(Dataset rows describing interfaces)
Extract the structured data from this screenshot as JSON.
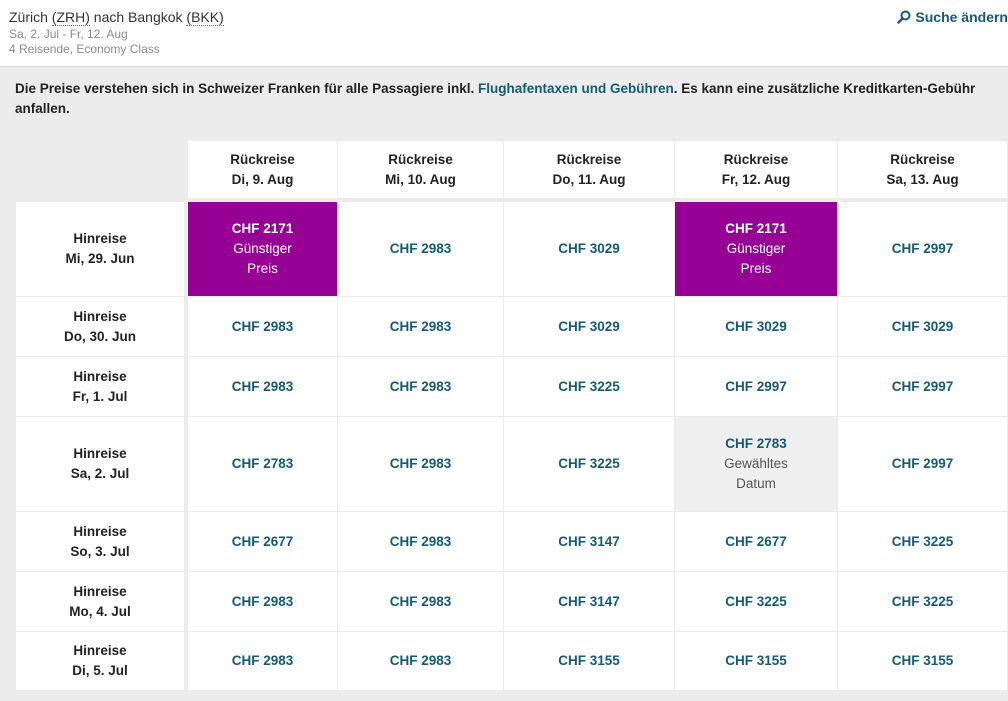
{
  "header": {
    "from_city": "Zürich",
    "from_code": "(ZRH)",
    "connector": "nach",
    "to_city": "Bangkok",
    "to_code": "(BKK)",
    "dates": "Sa, 2. Jul - Fr, 12. Aug",
    "travellers": "4 Reisende, Economy Class",
    "search_label": "Suche ändern"
  },
  "notice": {
    "text_before": "Die Preise verstehen sich in Schweizer Franken für alle Passagiere inkl. ",
    "link_text": "Flughafentaxen und Gebühren",
    "text_after": ". Es kann eine zusätzliche Kreditkarten-Gebühr anfallen."
  },
  "matrix": {
    "return_label": "Rückreise",
    "outbound_label": "Hinreise",
    "cheapest_label_1": "Günstiger",
    "cheapest_label_2": "Preis",
    "selected_label_1": "Gewähltes",
    "selected_label_2": "Datum",
    "return_dates": [
      "Di, 9. Aug",
      "Mi, 10. Aug",
      "Do, 11. Aug",
      "Fr, 12. Aug",
      "Sa, 13. Aug"
    ],
    "rows": [
      {
        "date": "Mi, 29. Jun",
        "prices": [
          "CHF 2171",
          "CHF 2983",
          "CHF 3029",
          "CHF 2171",
          "CHF 2997"
        ],
        "states": [
          "cheap",
          "",
          "",
          "cheap",
          ""
        ]
      },
      {
        "date": "Do, 30. Jun",
        "prices": [
          "CHF 2983",
          "CHF 2983",
          "CHF 3029",
          "CHF 3029",
          "CHF 3029"
        ],
        "states": [
          "",
          "",
          "",
          "",
          ""
        ]
      },
      {
        "date": "Fr, 1. Jul",
        "prices": [
          "CHF 2983",
          "CHF 2983",
          "CHF 3225",
          "CHF 2997",
          "CHF 2997"
        ],
        "states": [
          "",
          "",
          "",
          "",
          ""
        ]
      },
      {
        "date": "Sa, 2. Jul",
        "prices": [
          "CHF 2783",
          "CHF 2983",
          "CHF 3225",
          "CHF 2783",
          "CHF 2997"
        ],
        "states": [
          "",
          "",
          "",
          "selected",
          ""
        ]
      },
      {
        "date": "So, 3. Jul",
        "prices": [
          "CHF 2677",
          "CHF 2983",
          "CHF 3147",
          "CHF 2677",
          "CHF 3225"
        ],
        "states": [
          "",
          "",
          "",
          "",
          ""
        ]
      },
      {
        "date": "Mo, 4. Jul",
        "prices": [
          "CHF 2983",
          "CHF 2983",
          "CHF 3147",
          "CHF 3225",
          "CHF 3225"
        ],
        "states": [
          "",
          "",
          "",
          "",
          ""
        ]
      },
      {
        "date": "Di, 5. Jul",
        "prices": [
          "CHF 2983",
          "CHF 2983",
          "CHF 3155",
          "CHF 3155",
          "CHF 3155"
        ],
        "states": [
          "",
          "",
          "",
          "",
          ""
        ]
      }
    ]
  },
  "colors": {
    "cheapest": "#960095",
    "link": "#145a72",
    "selected": "#efefef"
  }
}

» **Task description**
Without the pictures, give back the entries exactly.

» **Task solution**
Extract the structured data from this screenshot as JSON.
{
  "header": {
    "from_city": "Zürich",
    "from_code": "(ZRH)",
    "connector": "nach",
    "to_city": "Bangkok",
    "to_code": "(BKK)",
    "dates": "Sa, 2. Jul - Fr, 12. Aug",
    "travellers": "4 Reisende, Economy Class",
    "search_label": "Suche ändern"
  },
  "notice": {
    "text_before": "Die Preise verstehen sich in Schweizer Franken für alle Passagiere inkl. ",
    "link_text": "Flughafentaxen und Gebühren",
    "text_after": ". Es kann eine zusätzliche Kreditkarten-Gebühr anfallen."
  },
  "matrix": {
    "return_label": "Rückreise",
    "outbound_label": "Hinreise",
    "cheapest_label_1": "Günstiger",
    "cheapest_label_2": "Preis",
    "selected_label_1": "Gewähltes",
    "selected_label_2": "Datum",
    "return_dates": [
      "Di, 9. Aug",
      "Mi, 10. Aug",
      "Do, 11. Aug",
      "Fr, 12. Aug",
      "Sa, 13. Aug"
    ],
    "rows": [
      {
        "date": "Mi, 29. Jun",
        "prices": [
          "CHF 2171",
          "CHF 2983",
          "CHF 3029",
          "CHF 2171",
          "CHF 2997"
        ],
        "states": [
          "cheap",
          "",
          "",
          "cheap",
          ""
        ]
      },
      {
        "date": "Do, 30. Jun",
        "prices": [
          "CHF 2983",
          "CHF 2983",
          "CHF 3029",
          "CHF 3029",
          "CHF 3029"
        ],
        "states": [
          "",
          "",
          "",
          "",
          ""
        ]
      },
      {
        "date": "Fr, 1. Jul",
        "prices": [
          "CHF 2983",
          "CHF 2983",
          "CHF 3225",
          "CHF 2997",
          "CHF 2997"
        ],
        "states": [
          "",
          "",
          "",
          "",
          ""
        ]
      },
      {
        "date": "Sa, 2. Jul",
        "prices": [
          "CHF 2783",
          "CHF 2983",
          "CHF 3225",
          "CHF 2783",
          "CHF 2997"
        ],
        "states": [
          "",
          "",
          "",
          "selected",
          ""
        ]
      },
      {
        "date": "So, 3. Jul",
        "prices": [
          "CHF 2677",
          "CHF 2983",
          "CHF 3147",
          "CHF 2677",
          "CHF 3225"
        ],
        "states": [
          "",
          "",
          "",
          "",
          ""
        ]
      },
      {
        "date": "Mo, 4. Jul",
        "prices": [
          "CHF 2983",
          "CHF 2983",
          "CHF 3147",
          "CHF 3225",
          "CHF 3225"
        ],
        "states": [
          "",
          "",
          "",
          "",
          ""
        ]
      },
      {
        "date": "Di, 5. Jul",
        "prices": [
          "CHF 2983",
          "CHF 2983",
          "CHF 3155",
          "CHF 3155",
          "CHF 3155"
        ],
        "states": [
          "",
          "",
          "",
          "",
          ""
        ]
      }
    ]
  },
  "colors": {
    "cheapest": "#960095",
    "link": "#145a72",
    "selected": "#efefef"
  }
}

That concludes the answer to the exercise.